#### DIRECTIONS FOR THIS TASK
In the records below, find each line holding the word "JSON" and copy it.
● ● ● ●
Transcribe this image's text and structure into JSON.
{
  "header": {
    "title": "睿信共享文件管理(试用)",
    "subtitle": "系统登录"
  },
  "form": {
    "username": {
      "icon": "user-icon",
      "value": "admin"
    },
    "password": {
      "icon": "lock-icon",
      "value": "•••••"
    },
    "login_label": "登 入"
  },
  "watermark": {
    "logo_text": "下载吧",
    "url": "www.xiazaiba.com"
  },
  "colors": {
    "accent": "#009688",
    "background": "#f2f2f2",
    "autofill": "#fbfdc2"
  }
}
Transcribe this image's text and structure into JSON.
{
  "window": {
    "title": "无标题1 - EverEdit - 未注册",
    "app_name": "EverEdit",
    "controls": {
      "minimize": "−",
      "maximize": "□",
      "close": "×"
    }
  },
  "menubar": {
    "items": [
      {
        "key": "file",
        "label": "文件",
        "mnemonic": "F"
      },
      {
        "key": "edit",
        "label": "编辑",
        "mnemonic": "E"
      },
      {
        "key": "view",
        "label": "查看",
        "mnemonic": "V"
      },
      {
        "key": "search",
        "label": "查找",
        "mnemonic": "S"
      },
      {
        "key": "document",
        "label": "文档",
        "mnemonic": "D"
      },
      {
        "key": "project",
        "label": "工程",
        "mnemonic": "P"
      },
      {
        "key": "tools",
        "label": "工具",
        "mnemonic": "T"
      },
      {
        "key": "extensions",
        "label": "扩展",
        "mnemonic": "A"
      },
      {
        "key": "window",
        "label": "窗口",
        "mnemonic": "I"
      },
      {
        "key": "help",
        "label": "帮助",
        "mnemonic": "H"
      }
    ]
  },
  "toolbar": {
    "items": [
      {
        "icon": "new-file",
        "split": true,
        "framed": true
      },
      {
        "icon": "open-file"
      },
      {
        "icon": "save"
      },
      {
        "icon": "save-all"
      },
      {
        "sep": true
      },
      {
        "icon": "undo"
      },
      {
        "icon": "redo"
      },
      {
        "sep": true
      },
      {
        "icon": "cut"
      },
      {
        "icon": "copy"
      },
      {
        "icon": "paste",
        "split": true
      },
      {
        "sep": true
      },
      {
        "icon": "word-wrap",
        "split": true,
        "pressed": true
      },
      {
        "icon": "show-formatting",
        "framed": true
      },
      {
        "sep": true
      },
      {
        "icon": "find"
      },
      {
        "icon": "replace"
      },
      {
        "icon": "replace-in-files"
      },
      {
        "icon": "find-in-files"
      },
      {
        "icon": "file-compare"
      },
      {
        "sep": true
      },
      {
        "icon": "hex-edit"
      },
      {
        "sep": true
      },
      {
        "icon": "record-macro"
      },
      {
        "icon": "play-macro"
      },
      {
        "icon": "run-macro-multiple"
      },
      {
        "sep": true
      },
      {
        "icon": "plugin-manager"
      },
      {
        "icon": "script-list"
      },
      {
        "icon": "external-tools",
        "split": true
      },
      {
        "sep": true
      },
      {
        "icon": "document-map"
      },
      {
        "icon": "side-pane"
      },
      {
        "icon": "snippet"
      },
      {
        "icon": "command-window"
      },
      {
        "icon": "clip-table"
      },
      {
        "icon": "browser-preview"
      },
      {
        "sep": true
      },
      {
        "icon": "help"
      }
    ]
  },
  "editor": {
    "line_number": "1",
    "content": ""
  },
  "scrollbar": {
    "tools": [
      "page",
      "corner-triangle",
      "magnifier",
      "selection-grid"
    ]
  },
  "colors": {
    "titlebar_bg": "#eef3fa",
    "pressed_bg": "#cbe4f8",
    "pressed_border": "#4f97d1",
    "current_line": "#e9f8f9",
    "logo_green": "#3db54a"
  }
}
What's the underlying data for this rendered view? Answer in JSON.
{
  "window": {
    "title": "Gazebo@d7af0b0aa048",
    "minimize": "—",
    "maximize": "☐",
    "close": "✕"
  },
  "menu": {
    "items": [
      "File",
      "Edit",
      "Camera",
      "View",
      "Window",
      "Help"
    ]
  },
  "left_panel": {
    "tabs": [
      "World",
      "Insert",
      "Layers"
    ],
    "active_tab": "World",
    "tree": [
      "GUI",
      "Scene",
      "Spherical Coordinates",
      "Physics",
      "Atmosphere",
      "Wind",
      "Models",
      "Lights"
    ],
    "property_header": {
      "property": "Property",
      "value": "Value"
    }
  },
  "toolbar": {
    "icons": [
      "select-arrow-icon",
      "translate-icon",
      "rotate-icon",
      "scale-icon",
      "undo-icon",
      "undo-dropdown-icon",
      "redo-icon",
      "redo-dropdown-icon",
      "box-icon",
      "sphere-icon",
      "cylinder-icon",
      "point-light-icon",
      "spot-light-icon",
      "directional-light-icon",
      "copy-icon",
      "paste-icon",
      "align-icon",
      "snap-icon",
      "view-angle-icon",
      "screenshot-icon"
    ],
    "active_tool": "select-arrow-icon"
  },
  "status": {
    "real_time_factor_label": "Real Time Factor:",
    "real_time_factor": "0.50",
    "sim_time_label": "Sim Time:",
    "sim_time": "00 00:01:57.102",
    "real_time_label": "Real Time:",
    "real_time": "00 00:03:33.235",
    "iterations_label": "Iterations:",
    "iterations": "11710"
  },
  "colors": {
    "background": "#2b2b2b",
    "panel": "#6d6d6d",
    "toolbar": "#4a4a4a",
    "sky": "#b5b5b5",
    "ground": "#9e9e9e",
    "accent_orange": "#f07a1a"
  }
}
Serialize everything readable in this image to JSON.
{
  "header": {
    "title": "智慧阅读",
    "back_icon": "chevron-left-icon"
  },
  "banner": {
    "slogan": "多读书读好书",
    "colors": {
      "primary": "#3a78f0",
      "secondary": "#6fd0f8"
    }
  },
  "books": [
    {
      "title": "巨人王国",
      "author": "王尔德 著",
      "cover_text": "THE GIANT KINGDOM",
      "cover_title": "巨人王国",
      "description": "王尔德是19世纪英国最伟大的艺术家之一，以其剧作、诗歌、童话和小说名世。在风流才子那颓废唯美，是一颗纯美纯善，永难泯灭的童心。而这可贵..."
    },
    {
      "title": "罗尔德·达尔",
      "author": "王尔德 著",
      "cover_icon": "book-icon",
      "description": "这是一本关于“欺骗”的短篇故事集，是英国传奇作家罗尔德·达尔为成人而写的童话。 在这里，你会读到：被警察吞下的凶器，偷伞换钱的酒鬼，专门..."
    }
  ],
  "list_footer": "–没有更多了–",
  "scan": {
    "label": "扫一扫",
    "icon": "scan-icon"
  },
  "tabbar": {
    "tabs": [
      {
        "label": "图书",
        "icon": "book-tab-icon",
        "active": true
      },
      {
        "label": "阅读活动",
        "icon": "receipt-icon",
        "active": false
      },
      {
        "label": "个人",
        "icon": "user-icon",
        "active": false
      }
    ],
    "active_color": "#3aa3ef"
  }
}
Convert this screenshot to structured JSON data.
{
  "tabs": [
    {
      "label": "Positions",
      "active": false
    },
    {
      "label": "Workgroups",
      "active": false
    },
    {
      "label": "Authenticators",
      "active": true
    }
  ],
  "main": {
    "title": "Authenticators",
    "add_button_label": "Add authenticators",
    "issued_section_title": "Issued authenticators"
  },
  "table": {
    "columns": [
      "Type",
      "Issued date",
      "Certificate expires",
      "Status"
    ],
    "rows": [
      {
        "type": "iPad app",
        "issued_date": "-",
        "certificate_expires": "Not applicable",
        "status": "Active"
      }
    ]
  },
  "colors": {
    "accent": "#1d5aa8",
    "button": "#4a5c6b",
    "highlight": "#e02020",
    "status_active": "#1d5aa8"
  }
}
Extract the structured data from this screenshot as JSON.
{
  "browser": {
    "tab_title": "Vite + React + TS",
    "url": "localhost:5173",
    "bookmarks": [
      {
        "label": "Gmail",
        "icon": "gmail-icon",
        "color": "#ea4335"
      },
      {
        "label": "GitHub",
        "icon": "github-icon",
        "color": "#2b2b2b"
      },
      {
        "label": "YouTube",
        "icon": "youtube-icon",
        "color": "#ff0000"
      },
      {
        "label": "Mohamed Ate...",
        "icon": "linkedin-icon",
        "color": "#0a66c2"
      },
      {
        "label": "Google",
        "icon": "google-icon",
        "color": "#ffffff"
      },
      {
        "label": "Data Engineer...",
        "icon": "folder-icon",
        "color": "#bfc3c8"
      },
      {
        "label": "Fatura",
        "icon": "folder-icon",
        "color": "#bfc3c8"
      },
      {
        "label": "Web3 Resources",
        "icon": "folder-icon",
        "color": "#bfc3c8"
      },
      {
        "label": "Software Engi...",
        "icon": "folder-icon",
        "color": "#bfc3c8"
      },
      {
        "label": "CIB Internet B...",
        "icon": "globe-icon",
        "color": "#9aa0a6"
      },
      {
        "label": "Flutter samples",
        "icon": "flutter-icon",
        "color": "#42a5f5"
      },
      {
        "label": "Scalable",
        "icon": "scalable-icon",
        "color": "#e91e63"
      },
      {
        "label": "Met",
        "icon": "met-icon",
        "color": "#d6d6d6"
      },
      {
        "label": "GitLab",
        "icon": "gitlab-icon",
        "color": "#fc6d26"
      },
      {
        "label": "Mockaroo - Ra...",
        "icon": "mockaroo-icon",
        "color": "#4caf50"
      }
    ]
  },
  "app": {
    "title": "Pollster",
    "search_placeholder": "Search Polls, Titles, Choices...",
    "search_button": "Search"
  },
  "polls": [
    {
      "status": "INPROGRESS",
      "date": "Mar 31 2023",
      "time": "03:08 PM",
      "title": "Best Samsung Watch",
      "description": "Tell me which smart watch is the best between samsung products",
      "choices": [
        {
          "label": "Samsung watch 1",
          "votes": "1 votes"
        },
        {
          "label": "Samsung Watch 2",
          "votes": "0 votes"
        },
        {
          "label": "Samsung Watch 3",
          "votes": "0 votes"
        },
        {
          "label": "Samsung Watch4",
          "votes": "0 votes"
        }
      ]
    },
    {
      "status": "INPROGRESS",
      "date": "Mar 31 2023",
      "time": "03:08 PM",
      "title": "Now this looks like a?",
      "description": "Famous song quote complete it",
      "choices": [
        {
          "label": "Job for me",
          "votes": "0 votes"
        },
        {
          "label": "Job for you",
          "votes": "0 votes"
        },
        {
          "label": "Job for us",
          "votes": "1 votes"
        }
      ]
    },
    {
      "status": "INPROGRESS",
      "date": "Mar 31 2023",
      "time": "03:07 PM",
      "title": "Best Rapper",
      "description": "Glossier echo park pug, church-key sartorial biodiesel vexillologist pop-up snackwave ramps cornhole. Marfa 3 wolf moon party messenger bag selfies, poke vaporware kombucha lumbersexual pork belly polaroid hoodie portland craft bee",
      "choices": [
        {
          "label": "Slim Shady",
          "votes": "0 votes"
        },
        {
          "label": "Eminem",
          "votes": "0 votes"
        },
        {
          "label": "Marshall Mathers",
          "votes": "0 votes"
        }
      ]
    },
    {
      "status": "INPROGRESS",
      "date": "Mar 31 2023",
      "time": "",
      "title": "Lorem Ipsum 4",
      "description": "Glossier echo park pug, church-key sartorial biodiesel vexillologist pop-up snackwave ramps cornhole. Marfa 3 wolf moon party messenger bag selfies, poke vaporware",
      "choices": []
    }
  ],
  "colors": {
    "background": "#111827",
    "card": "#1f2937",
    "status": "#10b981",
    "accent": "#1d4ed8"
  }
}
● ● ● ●
#### SOLUTION FOR THIS TASK
Transcribe this image's text and structure into JSON.
Transcribe this image's text and structure into JSON.
What's the underlying data for this rendered view? Answer in JSON.
Serialize everything readable in this image to JSON.
Convert this screenshot to structured JSON data.
Extract the structured data from this screenshot as JSON.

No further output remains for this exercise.